Of course, the evocation of feeling, on its own, is no indicator of merit. Nor are the most powerful responses always elicited in intense personal communion with a work of art. If the ability to touch large numbers of people were the principal measure of aesthetic value, then Leni Riefenstahl’s Triumph of the Will would suggest that Hitler’s architect, Albert Speer, was the greatest artist of the last century, and that his design for the Nuremberg Rally was his masterpiece.
What I understood when I watched the film documentary of “The Artist is Present” was not only what Marina Abramović had attempted and accomplished—but what her audience had so desperately wanted and found when they faced her, in an uncomfortable chair. Some, it was clear, had traveled long distances to commune with the artist, though perhaps not as far, or so arduously, as those who tour Donald Judd’s converted army base in Marfa Texas, or those who visit the Great Salt Lake to see Robert Smithson’s Spiral Jetty.
Is what these art-lovers are seeking so different from what the pilgrims hoped to discover when they journeyed into the desert to distract St. Simon Stylites and St. Anthony from their meditations? Is it any wonder that so many sought a few minutes of transcendence by staring into the eyes of an artist whose sole mission, during those months, was to register their presence, to sit there, and look back?
The faithful who came to meditate on a fresco of Giotto’s or a painting by Caravaggio sought a personal experience of the divine, the feeling that they themselves were present, witnessing the mystery being represented, a miracle that was being enacted specially for them. At the MoMA show, the artist’s presence offered transcendence through communion and intimacy, in the privacy that Abramović was able to create in a crowded atrium. Watching the documentary, I thought: This is the moment in which we live. Alienated, unmoored, we seek our salvation, one by one, from the artist who brings us the comforting news: I see you. I weep when you weep. The mystery, and the miracle, is that you exist.

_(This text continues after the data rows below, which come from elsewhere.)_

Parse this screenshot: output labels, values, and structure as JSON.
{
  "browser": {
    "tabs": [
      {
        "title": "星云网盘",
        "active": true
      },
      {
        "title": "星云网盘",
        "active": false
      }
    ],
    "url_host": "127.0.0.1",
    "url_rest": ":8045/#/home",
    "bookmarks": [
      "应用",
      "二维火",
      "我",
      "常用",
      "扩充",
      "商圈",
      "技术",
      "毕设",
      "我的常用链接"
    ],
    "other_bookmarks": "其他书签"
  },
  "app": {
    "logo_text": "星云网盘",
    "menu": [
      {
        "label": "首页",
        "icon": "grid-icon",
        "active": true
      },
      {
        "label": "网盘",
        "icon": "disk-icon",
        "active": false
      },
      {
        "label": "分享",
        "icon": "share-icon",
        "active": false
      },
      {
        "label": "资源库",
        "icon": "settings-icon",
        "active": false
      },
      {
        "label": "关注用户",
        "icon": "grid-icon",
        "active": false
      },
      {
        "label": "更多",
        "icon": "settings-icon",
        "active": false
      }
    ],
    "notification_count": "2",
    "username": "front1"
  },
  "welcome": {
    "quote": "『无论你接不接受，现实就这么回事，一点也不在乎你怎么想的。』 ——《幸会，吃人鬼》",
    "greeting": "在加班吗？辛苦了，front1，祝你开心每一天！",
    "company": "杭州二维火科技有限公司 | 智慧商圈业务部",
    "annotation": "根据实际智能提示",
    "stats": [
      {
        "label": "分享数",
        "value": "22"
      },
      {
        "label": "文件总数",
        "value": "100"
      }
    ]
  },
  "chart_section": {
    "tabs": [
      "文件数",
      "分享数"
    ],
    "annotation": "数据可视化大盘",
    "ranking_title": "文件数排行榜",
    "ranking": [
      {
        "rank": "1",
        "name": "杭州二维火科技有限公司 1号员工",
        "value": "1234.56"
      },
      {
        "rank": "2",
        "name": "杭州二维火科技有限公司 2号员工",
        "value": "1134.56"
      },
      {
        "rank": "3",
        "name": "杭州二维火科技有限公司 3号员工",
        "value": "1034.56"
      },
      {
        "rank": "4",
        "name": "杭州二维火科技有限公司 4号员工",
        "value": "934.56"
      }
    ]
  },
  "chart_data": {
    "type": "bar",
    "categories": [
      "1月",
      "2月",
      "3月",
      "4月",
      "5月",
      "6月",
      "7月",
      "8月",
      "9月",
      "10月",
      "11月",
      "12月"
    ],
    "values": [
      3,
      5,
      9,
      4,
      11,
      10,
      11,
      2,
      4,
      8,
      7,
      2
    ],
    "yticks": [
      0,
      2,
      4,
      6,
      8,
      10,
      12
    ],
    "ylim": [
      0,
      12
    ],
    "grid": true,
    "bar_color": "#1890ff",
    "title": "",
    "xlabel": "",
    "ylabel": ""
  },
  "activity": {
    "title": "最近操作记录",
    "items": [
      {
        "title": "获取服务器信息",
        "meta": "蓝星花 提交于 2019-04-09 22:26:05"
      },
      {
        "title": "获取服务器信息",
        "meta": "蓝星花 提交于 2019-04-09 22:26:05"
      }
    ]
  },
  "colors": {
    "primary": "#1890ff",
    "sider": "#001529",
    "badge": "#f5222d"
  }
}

Matthew Akers’s documentary Marina Abramović: The Artist is Present is playing at selected theaters across the United States this fall.